#8

The biggest, most important stuff will be to loose the fitness chick, instagram mindset.

Wear a belt. Figure out how to use it, and then lift in it. As a Powerlifter, you want to use the equipment of Power Lifting. “Beltless” training is valid and worthwhile, but if you’re not wearing a belt the majority of the time “Beltless” is meaningless.

Stop deadlifting with bumper plates. The wide plates seems to make a bigger difference in the way the deadlift comes off the floor than what bar you use. Thin metal plates, not puffy bumpers!

Get bigger. Forget about how your thighs look in tights and gain some pounds.


#9

huh? I’m a little confused, I don’t see how these comments are relevant to the first post. Are you bringing in topics from another thread?


#10

Yeah, from his log. He mentioned it in the first post but didn’t link it. He’s got tons of videos of his lifts.

https://forums.t-nation.com/t/guineapig-s-training-log-road-to-3-plate-bench-600kg-total-to-defeat-gym-nemesis/235959/2167


#11

@flipcollar and @FlatsFarmer covered it pretty damn well.

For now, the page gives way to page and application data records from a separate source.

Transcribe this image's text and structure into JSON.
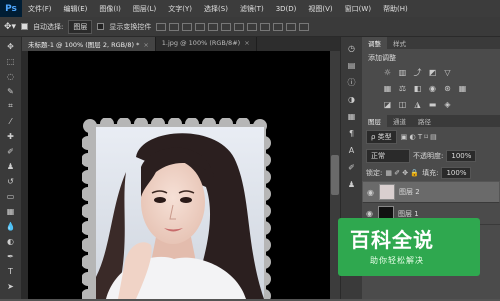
{
  "app": {
    "logo_text": "Ps"
  },
  "menu": [
    "文件(F)",
    "编辑(E)",
    "图像(I)",
    "图层(L)",
    "文字(Y)",
    "选择(S)",
    "滤镜(T)",
    "3D(D)",
    "视图(V)",
    "窗口(W)",
    "帮助(H)"
  ],
  "options_bar": {
    "auto_select_label": "自动选择:",
    "auto_select_value": "图层",
    "show_transform_label": "显示变换控件"
  },
  "doc_tabs": [
    {
      "label": "未标题-1 @ 100% (图层 2, RGB/8) *",
      "close": "×"
    },
    {
      "label": "1.jpg @ 100% (RGB/8#)",
      "close": "×"
    }
  ],
  "panels": {
    "adjust_tabs": [
      "调整",
      "样式"
    ],
    "adjust_title": "添加调整",
    "layers_tabs": [
      "图层",
      "通道",
      "路径"
    ],
    "kind_filter": "ρ 类型",
    "blend_mode": "正常",
    "opacity_label": "不透明度:",
    "opacity_value": "100%",
    "lock_label": "锁定:",
    "fill_label": "填充:",
    "fill_value": "100%",
    "layers": [
      {
        "name": "图层 2",
        "selected": true
      },
      {
        "name": "图层 1",
        "selected": false
      }
    ]
  },
  "watermark": {
    "title": "百科全说",
    "subtitle": "助你轻松解决"
  },
  "colors": {
    "accent": "#2fa84f",
    "canvas": "#000000",
    "frame": "#b6b6b6"
  }
}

Training environment, bars, etc are pretty irrelevant. Yes, bumper plates are probably good to avoid but I trained with bumpers for my first few meets and didn’t have issues. Same with a mono. First time I squatted out of a monolift was my first attempt at my first meet and it was fine. I’m with Flip, I figure five to 10 sessions in wraps should be ample.

Since you’re going into this to win, train that way. Do everything you can to have as many advantages as possible. Be smart and leave feelings out of it.

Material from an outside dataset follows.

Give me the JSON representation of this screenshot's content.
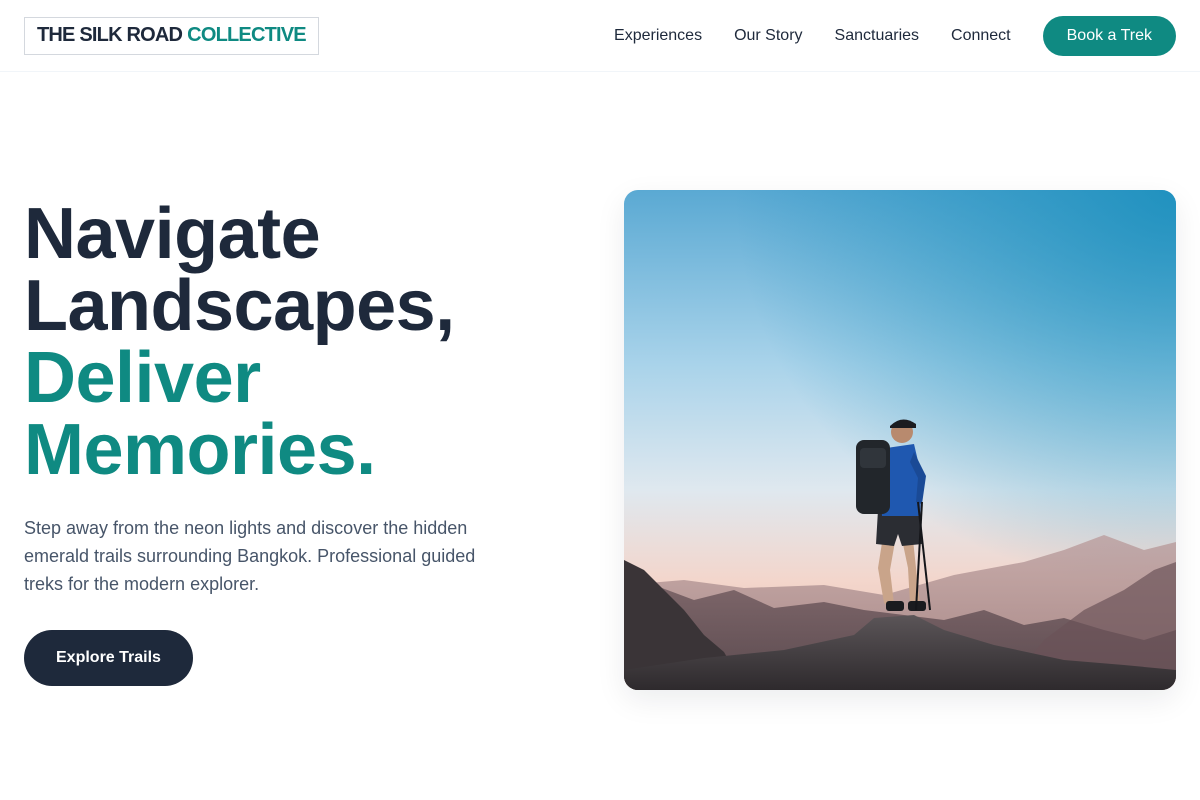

#12

As long as your rack is 3x3, and your pin holes are 10 inches apart then you should be right. Well, pin size as well…


#13

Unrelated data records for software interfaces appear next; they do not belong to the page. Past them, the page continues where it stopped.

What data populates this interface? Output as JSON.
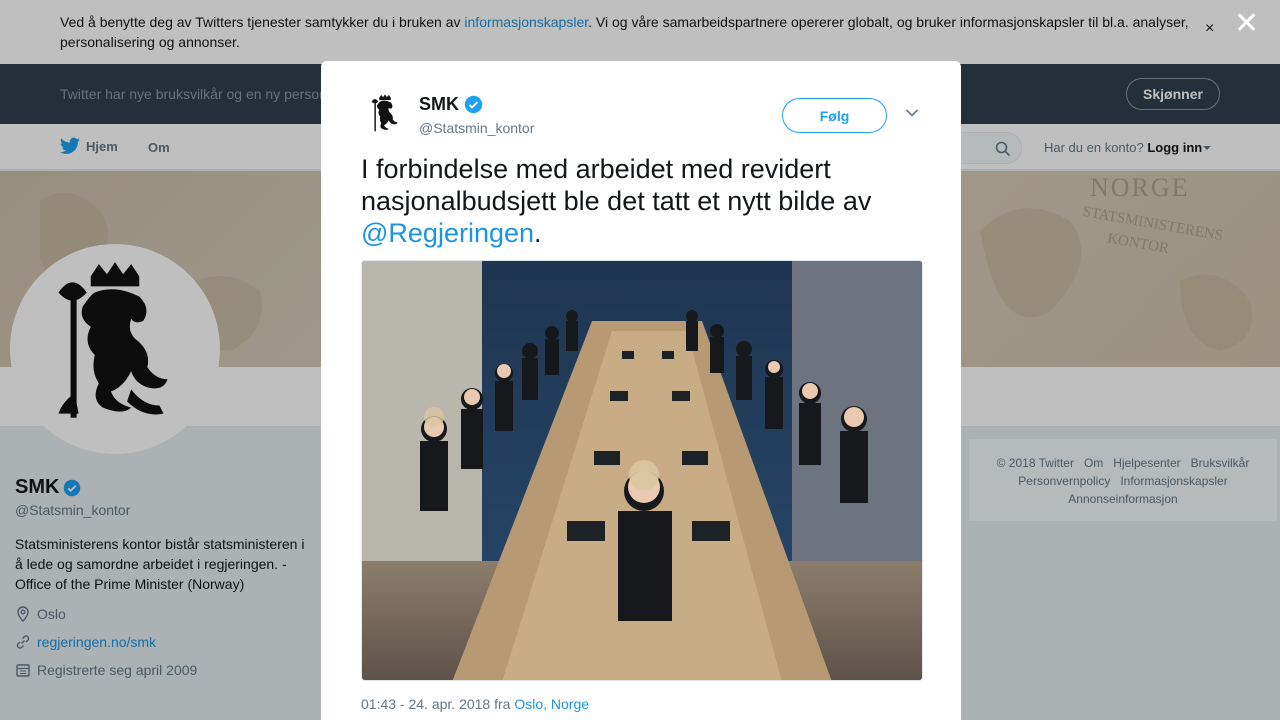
{
  "cookie_bar": {
    "text_before": "Ved å benytte deg av Twitters tjenester samtykker du i bruken av ",
    "link": "informasjonskapsler",
    "text_after": ". Vi og våre samarbeidspartnere opererer globalt, og bruker informasjonskapsler til bl.a. analyser, personalisering og annonser.",
    "close_glyph": "×"
  },
  "terms_bar": {
    "text": "Twitter har nye bruksvilkår og en ny personvernpolicy",
    "button": "Skjønner"
  },
  "nav": {
    "home": "Hjem",
    "about": "Om",
    "account_prompt": "Har du en konto?",
    "login": "Logg inn"
  },
  "banner": {
    "line1": "NORGE",
    "line2": "STATSMINISTERENS KONTOR"
  },
  "profile": {
    "name": "SMK",
    "handle": "@Statsmin_kontor",
    "bio": "Statsministerens kontor bistår statsministeren i å lede og samordne arbeidet i regjeringen. - Office of the Prime Minister (Norway)",
    "location": "Oslo",
    "website": "regjeringen.no/smk",
    "joined": "Registrerte seg april 2009"
  },
  "footer": {
    "links": [
      "© 2018 Twitter",
      "Om",
      "Hjelpesenter",
      "Bruksvilkår",
      "Personvernpolicy",
      "Informasjonskapsler",
      "Annonseinformasjon"
    ]
  },
  "overlay": {
    "close_glyph": "✕"
  },
  "tweet": {
    "name": "SMK",
    "handle": "@Statsmin_kontor",
    "follow_label": "Følg",
    "text": "I forbindelse med arbeidet med revidert nasjonalbudsjett ble det tatt et nytt bilde av ",
    "mention": "@Regjeringen",
    "text_end": ".",
    "timestamp": "01:43 - 24. apr. 2018 fra ",
    "location_link": "Oslo, Norge"
  },
  "colors": {
    "accent": "#1da1f2",
    "link": "#1b95e0",
    "terms_bg": "#2f3f4f",
    "verified": "#1da1f2"
  },
  "icons": {
    "logo": "twitter-bird-icon",
    "verified": "verified-badge-icon",
    "search": "search-icon",
    "caret": "chevron-down-icon",
    "location": "location-pin-icon",
    "link": "link-icon",
    "calendar": "calendar-icon"
  }
}
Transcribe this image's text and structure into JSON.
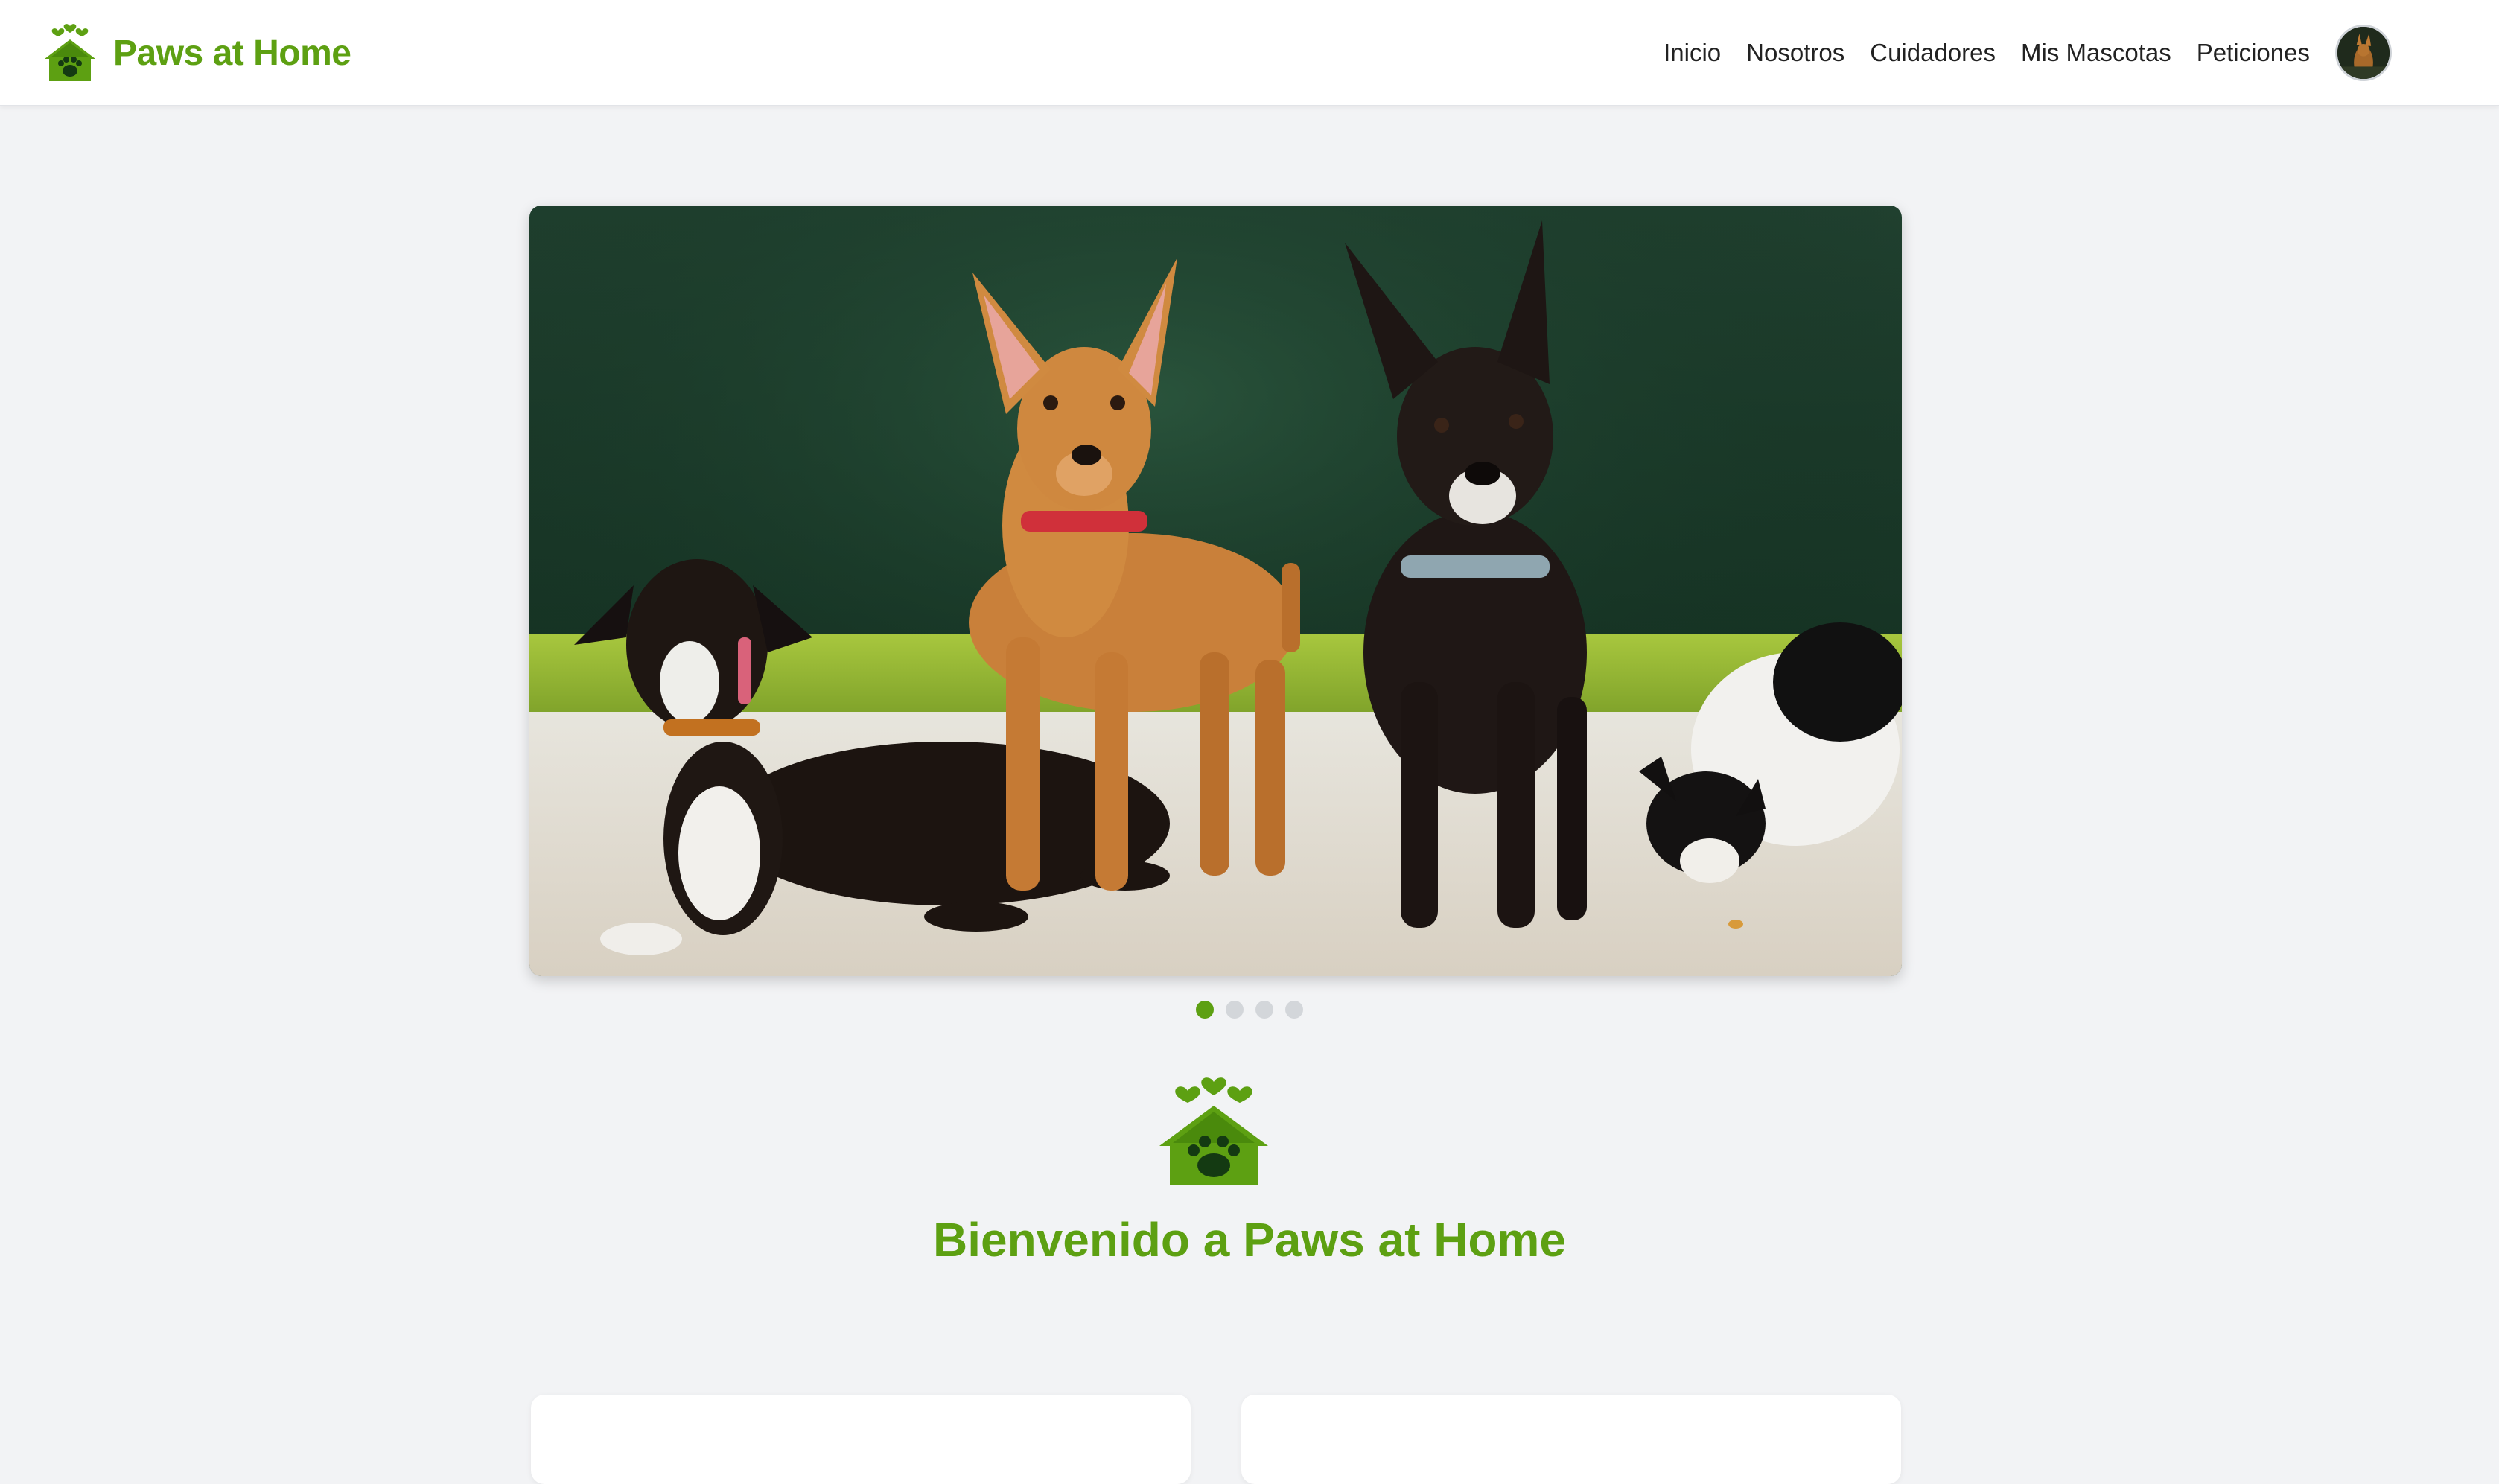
{
  "brand": {
    "name": "Paws at Home",
    "logo_icon": "paw-house-icon",
    "color": "#5da012"
  },
  "nav": {
    "items": [
      {
        "label": "Inicio"
      },
      {
        "label": "Nosotros"
      },
      {
        "label": "Cuidadores"
      },
      {
        "label": "Mis Mascotas"
      },
      {
        "label": "Peticiones"
      }
    ],
    "avatar_icon": "user-avatar"
  },
  "carousel": {
    "slide_count": 4,
    "active_index": 0,
    "image": "three-dogs-and-cat-photo"
  },
  "welcome": {
    "title": "Bienvenido a Paws at Home",
    "icon": "paw-house-icon"
  },
  "colors": {
    "accent": "#5da012",
    "page_bg": "#f2f3f5",
    "inactive_dot": "#d3d6da"
  }
}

What size do the pin holes have to be? On my rack I think they are 1" in diameter.


#14

Bodyweight wise I’m looking to come in hopefully a bit heavier than him and be right at the 82.5kg class limit. There’s like an agreement that neither of us is gonna rock up weighing something ridiculous like 100kg

I see what you mean by this stuff not really increasing my numbers much at the end of the day but can we think of it as maximising potential and avoiding any stumbling blocks that hopefully will trip up my opponent


#15

In terms of the wraps themselves when should I transition over to a heavier pair like a certain amount of time out from a meet or how would I know when the right time is?


#16

Solid advice flats.

Belt wise it’s a work in progress on deadlift actually today I’m planning on seeing if angling the belt lets me get into a better start position or brace better. On squats I found having the front lower than at my back feels better than having it level. Maybe the opposite goes for deadlift?

I do have a lot of vids with bumpers lol but I recently signed up at a gym with calibrated plates and deadlift and stiff bars. Monolift too. It’s a hit to the Instagram not filling the bar with bumpers but I’ll stick to it religiously. I can tell already the bar whips a little different with the bumpers so if I stick with calibrated I can get familiar with how much slack the bar will have in comp

Also thighs look better in tights when ur fat lol


#17

I would just go ahead and get another pair right now if you have the cash. Or at worst maybe 2 months out, but you never know how you will like the stronger pair and you might need to try something else.


#18

the goal is not for the belt to feel comfortable.


#19

If you really want an edge, the key to success is lifting more weight than he does.


#20

There are many paths to success: